I must agree with maybejim here; if you’re carrying a weapon and you must use it, there is little chance that you will need more than 2-3 rounds.  Most firefights last only a matter of 2-3 seconds anyways.  If you look at any ACTUAL police/CCW shootout, you will find that neither party had time to reload or even think about what is going on.  I’m a Criminal Justice major at Ole Miss (get your laughs in now) and every teacher that I’ve talked to that has been in the field has told me that every (if only) firefight that they have been in only required a few rounds.  Generally you are not going to hit your target no matter what you do at the range.  From what I’ve been told it is much like if you ran a marathon and chugged a gallon of milk and tried to concentrate on what you’re shooting at (nearly impossible).  So, to all of you who carry extra ammo, consider this — do you expect to need it unless you are a private security contractor or are you just carrying it for your peace of mind?  Either way is totally acceptable; however, weigh your pros and cons before you step out of the house extremely uncomfortable before you attend dinner with your family and are sitting crooked and painful in the booth.  

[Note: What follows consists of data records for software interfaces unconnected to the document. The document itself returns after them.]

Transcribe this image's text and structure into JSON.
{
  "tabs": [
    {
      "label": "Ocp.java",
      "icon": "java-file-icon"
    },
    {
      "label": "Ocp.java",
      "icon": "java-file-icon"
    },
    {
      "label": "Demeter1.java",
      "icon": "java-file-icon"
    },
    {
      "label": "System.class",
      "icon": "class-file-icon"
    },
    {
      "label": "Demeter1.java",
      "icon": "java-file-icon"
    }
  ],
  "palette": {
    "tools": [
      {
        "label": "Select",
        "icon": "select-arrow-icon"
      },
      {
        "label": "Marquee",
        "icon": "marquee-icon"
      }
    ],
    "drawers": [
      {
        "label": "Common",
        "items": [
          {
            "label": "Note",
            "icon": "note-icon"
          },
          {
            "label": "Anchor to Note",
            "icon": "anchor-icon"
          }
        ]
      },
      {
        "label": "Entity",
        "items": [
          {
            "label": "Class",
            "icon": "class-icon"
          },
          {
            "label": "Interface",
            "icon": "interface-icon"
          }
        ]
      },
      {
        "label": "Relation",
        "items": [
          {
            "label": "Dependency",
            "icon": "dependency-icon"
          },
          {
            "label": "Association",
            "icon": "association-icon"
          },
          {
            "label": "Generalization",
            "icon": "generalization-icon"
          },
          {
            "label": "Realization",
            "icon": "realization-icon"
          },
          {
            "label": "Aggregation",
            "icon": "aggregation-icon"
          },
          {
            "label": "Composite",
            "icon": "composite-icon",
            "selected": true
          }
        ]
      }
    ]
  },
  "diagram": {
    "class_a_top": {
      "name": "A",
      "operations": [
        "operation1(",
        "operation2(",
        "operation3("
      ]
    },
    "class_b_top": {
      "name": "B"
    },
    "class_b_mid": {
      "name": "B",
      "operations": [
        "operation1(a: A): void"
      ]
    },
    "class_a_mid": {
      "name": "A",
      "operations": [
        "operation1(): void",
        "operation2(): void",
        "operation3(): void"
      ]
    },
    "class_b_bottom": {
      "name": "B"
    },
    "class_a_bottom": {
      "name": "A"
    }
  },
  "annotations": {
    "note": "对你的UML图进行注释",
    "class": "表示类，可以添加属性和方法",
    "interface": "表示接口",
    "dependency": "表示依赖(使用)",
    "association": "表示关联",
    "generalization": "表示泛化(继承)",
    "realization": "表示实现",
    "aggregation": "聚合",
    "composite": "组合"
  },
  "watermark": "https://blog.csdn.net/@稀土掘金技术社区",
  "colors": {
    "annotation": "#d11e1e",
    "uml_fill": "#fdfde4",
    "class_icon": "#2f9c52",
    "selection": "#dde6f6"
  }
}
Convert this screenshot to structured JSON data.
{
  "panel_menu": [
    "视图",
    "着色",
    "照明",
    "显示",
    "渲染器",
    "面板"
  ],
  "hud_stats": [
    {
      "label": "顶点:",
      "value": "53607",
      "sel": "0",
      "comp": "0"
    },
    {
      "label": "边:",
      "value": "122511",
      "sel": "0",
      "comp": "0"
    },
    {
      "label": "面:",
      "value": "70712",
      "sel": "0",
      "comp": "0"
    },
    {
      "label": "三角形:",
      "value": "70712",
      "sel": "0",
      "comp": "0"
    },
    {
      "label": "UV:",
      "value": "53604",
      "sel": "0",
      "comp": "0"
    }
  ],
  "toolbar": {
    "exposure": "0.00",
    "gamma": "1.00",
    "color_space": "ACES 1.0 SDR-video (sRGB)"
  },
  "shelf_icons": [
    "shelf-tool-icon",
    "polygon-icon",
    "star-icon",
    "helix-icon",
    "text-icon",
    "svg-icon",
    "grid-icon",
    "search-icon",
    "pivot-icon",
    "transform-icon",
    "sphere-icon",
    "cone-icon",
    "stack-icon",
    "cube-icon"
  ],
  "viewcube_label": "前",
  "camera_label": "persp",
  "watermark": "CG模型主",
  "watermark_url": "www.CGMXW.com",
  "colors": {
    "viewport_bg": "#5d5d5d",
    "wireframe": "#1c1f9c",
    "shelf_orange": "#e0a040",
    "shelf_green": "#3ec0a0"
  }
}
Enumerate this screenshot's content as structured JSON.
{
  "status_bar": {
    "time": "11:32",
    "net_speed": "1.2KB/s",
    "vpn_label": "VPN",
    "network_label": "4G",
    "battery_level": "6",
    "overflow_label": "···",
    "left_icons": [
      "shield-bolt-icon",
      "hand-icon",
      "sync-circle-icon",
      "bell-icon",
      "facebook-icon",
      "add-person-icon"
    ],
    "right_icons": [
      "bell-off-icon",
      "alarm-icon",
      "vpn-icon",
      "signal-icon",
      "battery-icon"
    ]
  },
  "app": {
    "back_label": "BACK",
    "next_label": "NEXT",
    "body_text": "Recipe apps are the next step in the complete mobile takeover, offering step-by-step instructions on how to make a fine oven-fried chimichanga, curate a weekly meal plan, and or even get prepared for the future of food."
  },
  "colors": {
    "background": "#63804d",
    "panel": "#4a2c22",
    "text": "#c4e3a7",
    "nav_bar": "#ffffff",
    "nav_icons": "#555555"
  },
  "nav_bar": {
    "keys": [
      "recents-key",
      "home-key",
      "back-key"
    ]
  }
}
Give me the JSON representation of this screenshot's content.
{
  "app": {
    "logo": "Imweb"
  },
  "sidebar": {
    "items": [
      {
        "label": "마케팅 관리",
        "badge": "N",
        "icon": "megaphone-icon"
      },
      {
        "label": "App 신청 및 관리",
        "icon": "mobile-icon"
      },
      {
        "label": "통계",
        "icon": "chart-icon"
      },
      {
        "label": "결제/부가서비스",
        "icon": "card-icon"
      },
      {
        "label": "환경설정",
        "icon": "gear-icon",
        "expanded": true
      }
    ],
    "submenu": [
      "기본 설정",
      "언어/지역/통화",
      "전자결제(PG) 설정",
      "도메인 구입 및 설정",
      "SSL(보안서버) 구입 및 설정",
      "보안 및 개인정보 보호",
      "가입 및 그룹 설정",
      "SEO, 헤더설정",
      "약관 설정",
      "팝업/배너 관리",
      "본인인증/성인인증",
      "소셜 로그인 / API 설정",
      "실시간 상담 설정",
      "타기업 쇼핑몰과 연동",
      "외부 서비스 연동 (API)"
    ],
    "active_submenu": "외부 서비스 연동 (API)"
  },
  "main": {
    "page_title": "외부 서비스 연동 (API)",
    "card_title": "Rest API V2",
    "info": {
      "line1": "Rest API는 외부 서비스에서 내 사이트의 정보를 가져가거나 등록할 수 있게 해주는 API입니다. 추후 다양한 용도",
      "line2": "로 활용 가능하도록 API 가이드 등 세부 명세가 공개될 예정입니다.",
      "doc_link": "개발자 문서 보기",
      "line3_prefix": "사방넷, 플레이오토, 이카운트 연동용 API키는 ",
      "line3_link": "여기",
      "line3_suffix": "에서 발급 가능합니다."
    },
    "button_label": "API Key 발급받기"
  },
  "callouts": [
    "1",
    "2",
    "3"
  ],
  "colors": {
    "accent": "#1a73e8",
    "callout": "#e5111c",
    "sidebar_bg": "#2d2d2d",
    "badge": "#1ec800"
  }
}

My philosophy is the same as I feel about concealed carry in general – far better to have it and not need it than to need it and not have it. I can put up with some discomfort to have peace of mind.


Interesting info regarding reloading with a magazine.  As for me, when I go out of the house, I am ALWAYS in condition yellow, and my carry piece about 95+% of the time is an S&W J frame.  (The other ~5% it is an S&W BG380.)  During winter or clothed in such a way to conceal the lump of a speed-loader or spare mag, I may have one speed loader or spare mag in my jacket pocket, where it usually is when I have it.

While being able to speedily reload is important, I feel that a good condition yellow and a capability to convert to orange or higher ” in no time” is far more important than the presence of a spare mag or speed-loader or its location.

Always being in yellow has saved my butt more times than I can count………

Pj LaFaille

I am disabled and walk with a cane, so if my 40 is not cocked and locked what do I do ask the criminal if he would mind holding my cane while I camber a round. It should never take more than one hand to draw, flip the safety off and aim and fire. Plus in close up encounters (which most are) you will need the second hand to hold off the criminal while the other hand draws the weapon. If you are not going to carry cocked and locked you might as well leave it in the glove box.


Why was your carry gear in a “bunch of different boxes”, instead of at or inside your waisband and ready to go?

We either take concealed carry seriously and carry all the time and everywhere it’s at all legal and possible, or we’re a bunch of tyros just playing with the idea…

We all need an assortment of gear to suit every mode of dress and the changing seasons…IWB, OSWB, totally covert, whatever works…

But magazines in purse or pocket don’t cut it…Unless you’re down to that’s all you have…


WoW!  Lots of emotion and controversy on this one huh?    I’m not going to pick any side.   I just wanted to say that I’m now retired after decades of peace officer service.   I carry concealed and most times I just have an extra magazine for my Kimber Ultra Elite .45 shoved in my pocket.   It’s true that most gun fights last only a few rounds and a few seconds.

If you really need a second magazine I’ve got a much better suggestion for your course of action . . . get the hell outta there instead!    I do think the author is right, in that a proper pouch for extra ammo or any equipment for that matter is the ideal.   I can’t argue with that.   I’m guilty of not doing so, but I also hope like hell I never need to go to extra ammo in the first place.   I guess at the end of the day whatever is most comfortable and functional for the user is what’s best.

Lee hansenLshretired

it seems pretty remote that you would need a second reload when protecting yourself from a threat. The whole idea of concealed is to catch the perp off guard and remove him as a threat. Right? A 40cal. round well placed should do the job with few rounds needed.